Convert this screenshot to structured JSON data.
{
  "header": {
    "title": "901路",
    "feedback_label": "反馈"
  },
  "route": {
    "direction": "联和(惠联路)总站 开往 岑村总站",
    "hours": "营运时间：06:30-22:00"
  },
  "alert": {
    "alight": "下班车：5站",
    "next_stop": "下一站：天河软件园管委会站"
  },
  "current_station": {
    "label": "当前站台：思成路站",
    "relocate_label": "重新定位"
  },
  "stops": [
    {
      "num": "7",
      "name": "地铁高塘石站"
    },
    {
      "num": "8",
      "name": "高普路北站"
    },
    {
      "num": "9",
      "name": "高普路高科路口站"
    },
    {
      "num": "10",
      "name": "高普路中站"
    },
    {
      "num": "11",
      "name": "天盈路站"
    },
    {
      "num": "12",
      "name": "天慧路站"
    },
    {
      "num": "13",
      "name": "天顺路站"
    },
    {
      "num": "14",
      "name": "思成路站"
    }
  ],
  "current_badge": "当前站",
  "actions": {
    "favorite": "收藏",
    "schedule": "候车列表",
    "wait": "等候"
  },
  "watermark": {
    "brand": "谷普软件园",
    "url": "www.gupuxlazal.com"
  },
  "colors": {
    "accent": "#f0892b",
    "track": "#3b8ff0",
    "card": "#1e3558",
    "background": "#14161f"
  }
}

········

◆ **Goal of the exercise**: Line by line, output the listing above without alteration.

◆ **Output below**:
Convert this screenshot to structured JSON data.
{
  "header": {
    "title": "901路",
    "feedback_label": "反馈"
  },
  "route": {
    "direction": "联和(惠联路)总站 开往 岑村总站",
    "hours": "营运时间：06:30-22:00"
  },
  "alert": {
    "alight": "下班车：5站",
    "next_stop": "下一站：天河软件园管委会站"
  },
  "current_station": {
    "label": "当前站台：思成路站",
    "relocate_label": "重新定位"
  },
  "stops": [
    {
      "num": "7",
      "name": "地铁高塘石站"
    },
    {
      "num": "8",
      "name": "高普路北站"
    },
    {
      "num": "9",
      "name": "高普路高科路口站"
    },
    {
      "num": "10",
      "name": "高普路中站"
    },
    {
      "num": "11",
      "name": "天盈路站"
    },
    {
      "num": "12",
      "name": "天慧路站"
    },
    {
      "num": "13",
      "name": "天顺路站"
    },
    {
      "num": "14",
      "name": "思成路站"
    }
  ],
  "current_badge": "当前站",
  "actions": {
    "favorite": "收藏",
    "schedule": "候车列表",
    "wait": "等候"
  },
  "watermark": {
    "brand": "谷普软件园",
    "url": "www.gupuxlazal.com"
  },
  "colors": {
    "accent": "#f0892b",
    "track": "#3b8ff0",
    "card": "#1e3558",
    "background": "#14161f"
  }
}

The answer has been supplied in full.